"But there must be no question of Fidesz co-operating with Jobbik," the paper stressed. [...] "A good further step would be to support Fidesz’ reforms - and remove any pretext for the new government to flirt with the far right."
Circumcised peckers and hefty noses
The following quotes by Jobbik President Gábor Vona and Krisztina Morvai, the party’s representative in the European Parliament, do not need any comment apart from those I have added as background info.
Vona about foreigners buying Hungarian land: The following was part of Vona’s campaign opening speech in January and repeated almost verbatim on 15 March, a national holiday.
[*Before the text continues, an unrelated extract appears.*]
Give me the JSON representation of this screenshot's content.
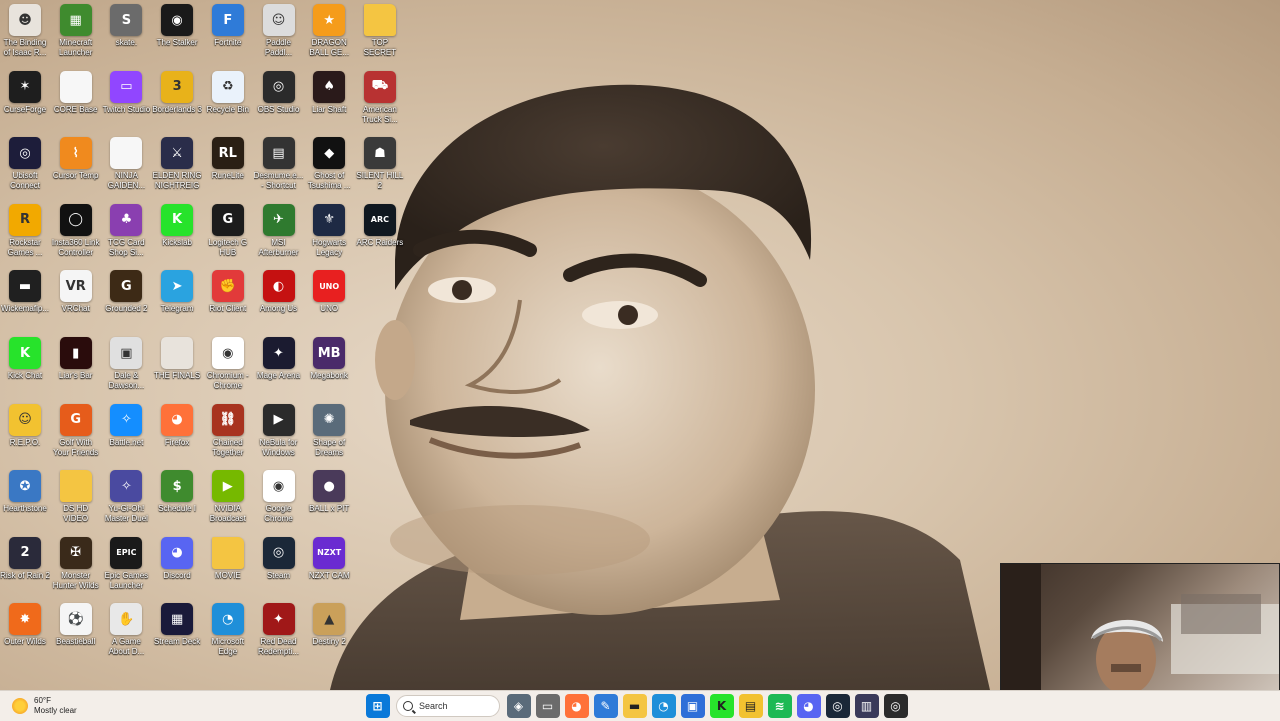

"If Solomon wants to buy land (in Hungary), well... we’ll have a few conditions. Firstly, Sol you’ll need to prove that you’ve lived in Hungary for ten years. And not only that you’ve lived here ten years, but also that you’ve lived off the land [...] that farming is your profession. You’ll need a certificate that you’ve passed an advanced Hungarian language test in Rigó utca [the state language centre - editor’s note] in front of an examination board consisting of members of the Hungarian Guard. You’ll need to graduate at a college of agriculture, the exam rules of which we are yet to figure out. But we already have our first must-answer question: list all the kings of the Árpád dynasty, with dates, within one minute, backwards. And when you’re done, get up to the President’s palace where dr. Krisztina Morvai will be waiting for you. She has two stamps. One says "Our Kind" and the other "Your Kind" and she will decide which one you belong to."
Vona about the liberal Free Democrats (SZDSZ) that is often identified as the party of Jews / Jewish supporters:
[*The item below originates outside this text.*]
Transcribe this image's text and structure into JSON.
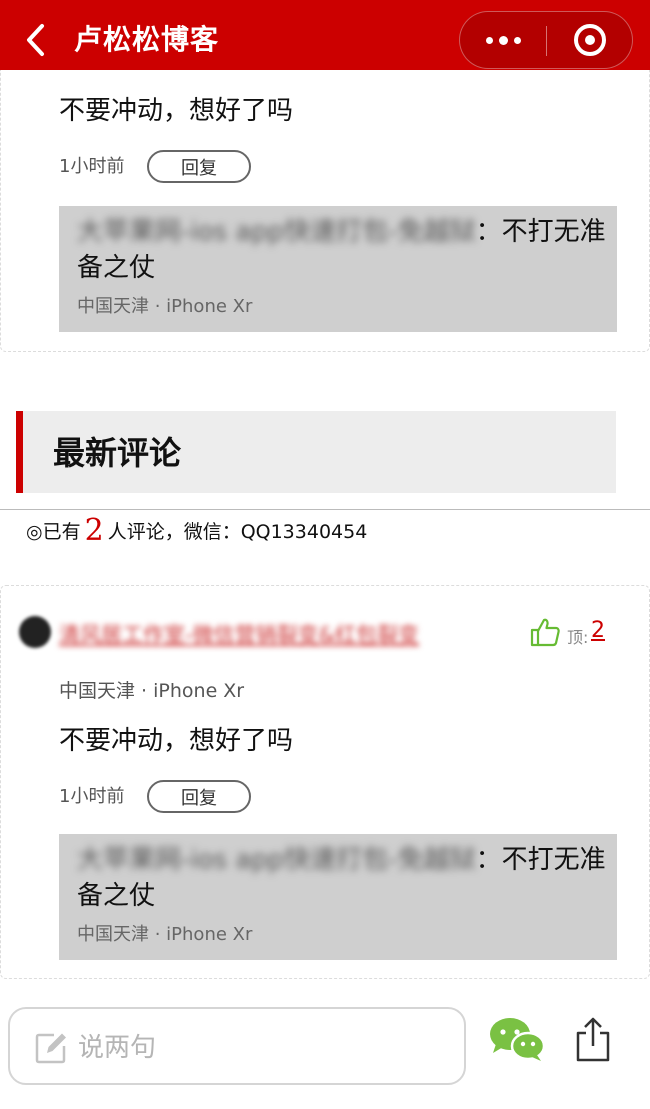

"[...] We are facing this battle [the elections - editor’s note] proudly and courageously. How many times we have ridiculed them? How nobly, majestically and simply we have smashed that huge, arrogant nose of the SZDSZ into the floor." --- Applause
SZDSZ... huge nose... hook nose...Jewish nose... Ring a bell?
Vona on criticism by other parties about the (cloaked) meaning of their banners:
"[...] By any chance, isn’t the orange on Fidesz’s flag Jaffa?" --- Roaring laugh, applause
This is another "nudge-nudge" for Jobbik’s sympathisers, using Jaffa - the name of a usually orange flavoured popular carbonated soft drink - while alluring to the ancient port city, now part of Tel Aviv, Israel.
Krisztina Morvai, MEP of Jobbik, wrote an openly anti-Semitic (private) e-mail (addressed to Gábor Barát, a Hungarian Jew living in the United States for over ten years), which appeared in the press as follows:
"I would greatly appreciate if those who define themselves as "proud Hungarian Jews" toyed in their spare time with their own little circumcised peckers instead of smearing me. Your kind have got used to it that whenever you just let her rip all of a sudden all of our kind stand alert and do as you please. Be so kind to realise: this is OVER!!!! We have raised our head and we tolerate the terror by your kind no longer. We will take our country back! Kind regards: Krisztina Morvai."